Table of contents |

2 Short exact sequences 3 Applications of exact sequences |

To be precise, fix an Abelian category (such as the category of Abelian groups or the category of vector spaces over a given field) or some other category with kernelss and cokernels (such as the category of all groups).
Choose an index set of consecutive integers.
Then for each integer *i* in the index set, let *A*_{i} be an object in the category and let *f*_{i} be a morphism from *A*_{i} to *A*_{i+1}.
This defines a sequence of objects and morphisms.

The sequence is *exact* at *A*_{i} if the image of *f*_{i−1} is equal to the kernel of *f*_{i}:

- im
*f*_{i−1}= ker*f*_{i}.

A *long exact sequence* is a sequence indexed by the entire set of all integers.
Exact sequences indexed by the natural numbers or by a finite set are also quite common.

Any exact sequence of this form is called a *short exact sequence*.

By the fact that the *p*-image of 0 is simply the 0 of *A*, exactness dictates that the kernel of *q* is 0; in other words, *q* is a monomorphism.
More generally, if 0 → *A* → *B* is part of any exact sequence, then the morphism from *A* to *B* is monic.

Conversely, since the kernel of *s* is all of *C* (what other options do we have?), by exactness the image of *r* is *C*, so *r* is an epimorphism.
Again, if *B* → *C* → 0 is part of any exact sequence, then the morphism from *B* to *C* is epic.

A consequence of these last two facts is that if 0 → *X* → *Y* → 0 is exact, then *X* and *Y* must be isomorphic.

As a more important consequence, since *C* is isomorphic to *B*/(im *A*) by the first isomorphism theorem, if *A* is a subset of *B* (or if we choose to identify *A* with its image), then the existence of the short exact sequence above tells us that *C* = *B*/*A*.

The splitting lemma states that if we have a morphism *t*: *B* → *A* such that *t* ^{o} *q* is the identity on *A* or a morphism *u*: *C* → *B* such that *r* ^{o} *u* is the identity on *C*, then *B* is a twisted direct sum of *A* and *C*.
(For groups, a twisted direct sum is a semidirect product; in an Abelian category, every twisted direct sum is an ordinary direct sum.)
In this case, we say that the short exact sequene *splits*.

Notice that in an exact sequence, the composition *f*_{i+1} ^{o} *f*_{i} maps *A*_{i} to 0 in *A*_{i+2}, so the sequence of objects and morphisms is a chain complex.
Furthermore, only *f*_{i}-images of elements of *A*_{i} are mapped to 0 by *f*_{i+1}, so the homology of this chain complex is trivial.
Conversely, given any chain complex, its homology can be thought of as a measure of the degree to which it fails to be exact.

If we take a series of short exact sequences linked by chain complexes (that is, a short exact sequence of chain complexes, or from another point of view, a chain complex of short exact sequences), then we can derived from this a long exact sequence by repeated application of the snake lemma.
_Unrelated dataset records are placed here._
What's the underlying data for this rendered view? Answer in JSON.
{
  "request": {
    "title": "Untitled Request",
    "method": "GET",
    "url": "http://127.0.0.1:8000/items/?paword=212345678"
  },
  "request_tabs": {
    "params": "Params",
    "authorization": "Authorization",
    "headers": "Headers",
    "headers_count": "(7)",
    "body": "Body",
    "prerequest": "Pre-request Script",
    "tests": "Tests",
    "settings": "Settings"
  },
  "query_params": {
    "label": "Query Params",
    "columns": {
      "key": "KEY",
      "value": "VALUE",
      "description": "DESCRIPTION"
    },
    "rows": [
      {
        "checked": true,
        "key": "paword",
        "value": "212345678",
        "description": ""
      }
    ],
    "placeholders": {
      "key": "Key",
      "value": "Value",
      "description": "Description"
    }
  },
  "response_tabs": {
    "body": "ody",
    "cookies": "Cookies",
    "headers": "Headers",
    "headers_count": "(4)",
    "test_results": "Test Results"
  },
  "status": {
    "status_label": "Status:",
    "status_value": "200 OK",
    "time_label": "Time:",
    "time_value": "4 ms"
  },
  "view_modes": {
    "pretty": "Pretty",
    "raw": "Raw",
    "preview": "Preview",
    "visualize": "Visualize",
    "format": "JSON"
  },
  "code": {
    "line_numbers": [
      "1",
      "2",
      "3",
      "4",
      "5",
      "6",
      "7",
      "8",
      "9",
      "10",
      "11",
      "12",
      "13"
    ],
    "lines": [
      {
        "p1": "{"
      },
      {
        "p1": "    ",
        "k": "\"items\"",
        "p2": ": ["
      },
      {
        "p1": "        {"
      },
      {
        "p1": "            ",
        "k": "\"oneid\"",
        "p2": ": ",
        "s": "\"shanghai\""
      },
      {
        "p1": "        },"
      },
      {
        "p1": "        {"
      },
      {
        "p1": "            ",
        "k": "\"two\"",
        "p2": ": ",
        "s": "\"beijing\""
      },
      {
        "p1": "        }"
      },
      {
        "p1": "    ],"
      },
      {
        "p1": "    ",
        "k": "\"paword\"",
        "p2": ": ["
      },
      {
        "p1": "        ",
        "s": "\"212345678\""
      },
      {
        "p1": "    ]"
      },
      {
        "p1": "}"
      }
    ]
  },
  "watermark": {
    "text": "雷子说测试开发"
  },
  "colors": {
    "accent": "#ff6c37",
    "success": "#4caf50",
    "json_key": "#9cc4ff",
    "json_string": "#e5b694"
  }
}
This comes up in algebraic topology in the study of relative homology. The Mayer-Vietoris sequence is another example.

The extension problem of group theory is essentially the question, given *A* and *C* in a short exact sequence, of what *B* can be.
It is important in the classification of groups.

*must include more examples....*